The most comprehensive changes to private retirement plans in more than a decade are gaining momentum in Congress, according to media reports.
The House Ways and Means Committee this week unanimously passed the Secure Act, which increases the flexibility of 401(k) plans and improves access to the accounts, particularly for small businesses and their employees.
The Secure Act:
- Creates a new tax credit of up to $500 per year to employers to defray startup costs for new section 401(k) plans and SIMPLE IRA plans that include automatic enrollment;
- Repeals the maximum age for IRA contributions and raises the age for required mandatory distributions from 70½ to 72; and
- Allows long-term, part-time workers to participate in 401(k) plans.
The Senate Finance Committee introduced a companion bill late Monday.

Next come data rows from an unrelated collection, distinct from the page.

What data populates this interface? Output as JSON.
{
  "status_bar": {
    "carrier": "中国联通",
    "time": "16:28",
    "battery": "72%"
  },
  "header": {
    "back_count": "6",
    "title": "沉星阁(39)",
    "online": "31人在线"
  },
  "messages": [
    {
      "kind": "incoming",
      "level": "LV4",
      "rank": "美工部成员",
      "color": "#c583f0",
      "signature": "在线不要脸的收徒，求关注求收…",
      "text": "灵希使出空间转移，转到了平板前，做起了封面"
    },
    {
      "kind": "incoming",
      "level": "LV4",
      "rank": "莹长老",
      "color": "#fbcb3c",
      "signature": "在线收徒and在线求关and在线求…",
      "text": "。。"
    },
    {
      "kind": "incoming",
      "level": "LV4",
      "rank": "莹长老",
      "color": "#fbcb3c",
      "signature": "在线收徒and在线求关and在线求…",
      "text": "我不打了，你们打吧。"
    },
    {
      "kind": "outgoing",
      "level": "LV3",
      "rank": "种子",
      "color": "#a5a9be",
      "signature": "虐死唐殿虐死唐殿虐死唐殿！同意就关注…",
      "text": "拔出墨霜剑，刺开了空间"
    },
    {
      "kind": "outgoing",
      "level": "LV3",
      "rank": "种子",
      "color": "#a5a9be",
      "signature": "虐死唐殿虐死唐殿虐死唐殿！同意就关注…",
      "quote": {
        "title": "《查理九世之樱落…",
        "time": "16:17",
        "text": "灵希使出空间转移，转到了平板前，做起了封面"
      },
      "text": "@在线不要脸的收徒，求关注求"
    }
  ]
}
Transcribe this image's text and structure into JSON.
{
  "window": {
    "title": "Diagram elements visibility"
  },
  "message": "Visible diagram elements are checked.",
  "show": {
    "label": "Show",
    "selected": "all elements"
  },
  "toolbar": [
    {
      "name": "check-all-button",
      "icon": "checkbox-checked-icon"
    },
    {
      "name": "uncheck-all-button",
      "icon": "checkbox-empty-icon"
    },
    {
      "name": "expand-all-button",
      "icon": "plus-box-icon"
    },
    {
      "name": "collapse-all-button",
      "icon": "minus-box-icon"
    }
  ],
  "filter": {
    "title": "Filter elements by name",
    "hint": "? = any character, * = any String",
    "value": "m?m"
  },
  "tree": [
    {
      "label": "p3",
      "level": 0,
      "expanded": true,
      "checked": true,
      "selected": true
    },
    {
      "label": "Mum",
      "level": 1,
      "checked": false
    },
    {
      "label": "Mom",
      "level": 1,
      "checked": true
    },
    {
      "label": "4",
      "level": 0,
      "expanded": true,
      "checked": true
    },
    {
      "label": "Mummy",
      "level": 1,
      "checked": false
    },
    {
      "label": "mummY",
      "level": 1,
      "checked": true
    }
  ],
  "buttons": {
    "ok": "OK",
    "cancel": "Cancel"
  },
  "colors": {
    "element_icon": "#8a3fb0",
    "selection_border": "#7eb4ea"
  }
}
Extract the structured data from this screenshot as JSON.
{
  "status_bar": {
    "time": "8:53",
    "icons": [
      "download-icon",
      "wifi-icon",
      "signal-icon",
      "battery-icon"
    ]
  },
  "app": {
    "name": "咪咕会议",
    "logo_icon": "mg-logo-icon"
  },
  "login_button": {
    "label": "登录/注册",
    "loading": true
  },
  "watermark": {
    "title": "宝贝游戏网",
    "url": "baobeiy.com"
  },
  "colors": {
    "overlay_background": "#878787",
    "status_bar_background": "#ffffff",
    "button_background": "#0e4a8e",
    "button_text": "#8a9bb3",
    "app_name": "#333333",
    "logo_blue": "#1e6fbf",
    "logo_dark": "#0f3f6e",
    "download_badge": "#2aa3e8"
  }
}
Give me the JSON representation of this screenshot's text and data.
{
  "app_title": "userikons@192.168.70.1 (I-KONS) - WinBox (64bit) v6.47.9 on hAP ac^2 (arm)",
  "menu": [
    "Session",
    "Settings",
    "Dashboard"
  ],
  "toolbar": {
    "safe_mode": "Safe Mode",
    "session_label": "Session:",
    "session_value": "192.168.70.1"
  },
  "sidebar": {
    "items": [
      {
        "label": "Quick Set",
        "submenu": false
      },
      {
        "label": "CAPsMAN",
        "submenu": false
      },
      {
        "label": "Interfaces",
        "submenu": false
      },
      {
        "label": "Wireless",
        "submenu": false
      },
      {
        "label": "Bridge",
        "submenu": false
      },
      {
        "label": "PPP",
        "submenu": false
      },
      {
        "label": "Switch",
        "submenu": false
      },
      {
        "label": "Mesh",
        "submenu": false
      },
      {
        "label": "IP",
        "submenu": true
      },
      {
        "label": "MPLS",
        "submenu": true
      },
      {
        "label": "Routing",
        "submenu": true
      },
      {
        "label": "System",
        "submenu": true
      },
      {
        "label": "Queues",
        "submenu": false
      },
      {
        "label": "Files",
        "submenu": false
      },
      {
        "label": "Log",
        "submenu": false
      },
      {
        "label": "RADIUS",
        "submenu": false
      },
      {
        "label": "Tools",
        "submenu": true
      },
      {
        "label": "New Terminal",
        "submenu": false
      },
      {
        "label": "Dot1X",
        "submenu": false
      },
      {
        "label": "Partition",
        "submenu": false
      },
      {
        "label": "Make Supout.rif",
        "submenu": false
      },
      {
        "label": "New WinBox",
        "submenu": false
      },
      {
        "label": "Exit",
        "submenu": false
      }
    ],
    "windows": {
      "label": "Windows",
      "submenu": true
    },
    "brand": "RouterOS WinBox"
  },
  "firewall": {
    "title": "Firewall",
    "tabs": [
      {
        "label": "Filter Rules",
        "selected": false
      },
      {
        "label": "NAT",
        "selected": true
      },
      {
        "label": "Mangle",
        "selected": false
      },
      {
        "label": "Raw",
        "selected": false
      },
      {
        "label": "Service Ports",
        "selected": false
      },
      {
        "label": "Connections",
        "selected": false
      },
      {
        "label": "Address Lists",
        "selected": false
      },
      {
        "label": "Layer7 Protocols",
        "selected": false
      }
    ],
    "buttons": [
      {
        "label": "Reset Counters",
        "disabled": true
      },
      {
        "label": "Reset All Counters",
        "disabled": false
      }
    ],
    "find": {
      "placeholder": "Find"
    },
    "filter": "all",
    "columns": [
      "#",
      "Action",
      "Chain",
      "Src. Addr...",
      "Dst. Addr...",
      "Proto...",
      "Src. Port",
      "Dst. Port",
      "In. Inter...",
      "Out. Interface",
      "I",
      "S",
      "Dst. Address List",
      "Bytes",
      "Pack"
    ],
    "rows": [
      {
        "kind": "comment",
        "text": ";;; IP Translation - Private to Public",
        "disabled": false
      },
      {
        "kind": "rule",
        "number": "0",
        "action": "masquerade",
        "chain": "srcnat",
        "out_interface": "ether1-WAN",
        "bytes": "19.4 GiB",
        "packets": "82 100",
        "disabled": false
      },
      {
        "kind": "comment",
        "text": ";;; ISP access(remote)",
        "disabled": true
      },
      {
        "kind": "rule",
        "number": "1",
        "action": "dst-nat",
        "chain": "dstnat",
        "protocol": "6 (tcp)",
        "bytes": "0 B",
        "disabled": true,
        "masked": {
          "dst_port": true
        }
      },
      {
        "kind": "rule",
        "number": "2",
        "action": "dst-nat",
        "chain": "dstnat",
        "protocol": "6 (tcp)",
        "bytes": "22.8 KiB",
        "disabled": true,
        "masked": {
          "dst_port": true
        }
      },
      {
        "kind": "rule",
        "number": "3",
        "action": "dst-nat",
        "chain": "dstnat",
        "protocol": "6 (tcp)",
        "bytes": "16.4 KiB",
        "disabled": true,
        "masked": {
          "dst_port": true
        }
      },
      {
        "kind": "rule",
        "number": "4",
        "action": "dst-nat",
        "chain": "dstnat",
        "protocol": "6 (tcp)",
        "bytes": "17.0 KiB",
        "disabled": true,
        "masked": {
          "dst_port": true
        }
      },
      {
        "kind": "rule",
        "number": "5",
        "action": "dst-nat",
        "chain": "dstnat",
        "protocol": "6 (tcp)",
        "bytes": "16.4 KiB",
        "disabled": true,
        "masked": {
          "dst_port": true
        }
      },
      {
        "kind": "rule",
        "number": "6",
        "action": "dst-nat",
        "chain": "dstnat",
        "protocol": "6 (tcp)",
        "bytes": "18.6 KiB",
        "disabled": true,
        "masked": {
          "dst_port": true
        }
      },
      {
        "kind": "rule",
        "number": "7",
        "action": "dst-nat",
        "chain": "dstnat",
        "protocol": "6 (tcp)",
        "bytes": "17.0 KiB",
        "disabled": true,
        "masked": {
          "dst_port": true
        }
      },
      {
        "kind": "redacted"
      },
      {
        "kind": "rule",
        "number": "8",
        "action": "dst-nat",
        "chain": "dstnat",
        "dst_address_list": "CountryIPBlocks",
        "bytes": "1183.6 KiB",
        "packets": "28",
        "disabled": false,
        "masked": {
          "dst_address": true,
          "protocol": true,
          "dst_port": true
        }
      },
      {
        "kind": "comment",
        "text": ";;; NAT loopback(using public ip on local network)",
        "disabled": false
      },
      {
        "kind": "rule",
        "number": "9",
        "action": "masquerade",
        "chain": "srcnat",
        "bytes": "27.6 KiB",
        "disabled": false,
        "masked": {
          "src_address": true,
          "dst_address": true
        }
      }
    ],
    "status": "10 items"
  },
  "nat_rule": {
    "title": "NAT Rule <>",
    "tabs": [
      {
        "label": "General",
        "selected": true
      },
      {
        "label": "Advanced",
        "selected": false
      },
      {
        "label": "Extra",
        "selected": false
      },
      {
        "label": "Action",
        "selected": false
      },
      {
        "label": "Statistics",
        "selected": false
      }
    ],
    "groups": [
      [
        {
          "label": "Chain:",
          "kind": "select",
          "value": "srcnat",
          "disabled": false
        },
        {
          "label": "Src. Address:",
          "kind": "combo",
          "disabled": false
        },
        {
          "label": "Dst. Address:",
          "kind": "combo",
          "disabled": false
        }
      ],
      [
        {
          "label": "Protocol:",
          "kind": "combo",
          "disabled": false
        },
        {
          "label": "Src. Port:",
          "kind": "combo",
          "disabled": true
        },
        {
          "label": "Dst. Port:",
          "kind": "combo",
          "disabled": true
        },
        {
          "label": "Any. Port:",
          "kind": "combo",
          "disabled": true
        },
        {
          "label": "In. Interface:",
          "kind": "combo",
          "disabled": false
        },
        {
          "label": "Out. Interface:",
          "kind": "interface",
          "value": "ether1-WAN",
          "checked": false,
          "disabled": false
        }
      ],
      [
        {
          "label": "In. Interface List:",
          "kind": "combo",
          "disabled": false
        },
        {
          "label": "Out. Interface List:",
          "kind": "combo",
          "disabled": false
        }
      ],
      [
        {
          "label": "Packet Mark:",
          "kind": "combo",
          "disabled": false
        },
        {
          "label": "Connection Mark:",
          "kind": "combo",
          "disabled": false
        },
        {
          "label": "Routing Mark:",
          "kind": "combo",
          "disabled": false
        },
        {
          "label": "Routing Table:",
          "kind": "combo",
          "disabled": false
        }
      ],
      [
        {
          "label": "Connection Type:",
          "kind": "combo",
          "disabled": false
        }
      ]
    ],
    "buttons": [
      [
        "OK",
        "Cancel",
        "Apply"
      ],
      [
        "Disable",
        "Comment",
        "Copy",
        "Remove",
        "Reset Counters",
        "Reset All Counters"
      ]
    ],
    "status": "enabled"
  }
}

It is expected to pass with backing from both sides of the aisle.
“There’s a lot of pent-up momentum for this, and that’s why it’s so bipartisan in nature,” Shai Akabas, director of economic policy at the Bipartisan Policy Center, told CNBC.com reporter Ylan Mui. “They’re now getting to the point where there’s momentum to get it across the finish line in both the House and the Senate.”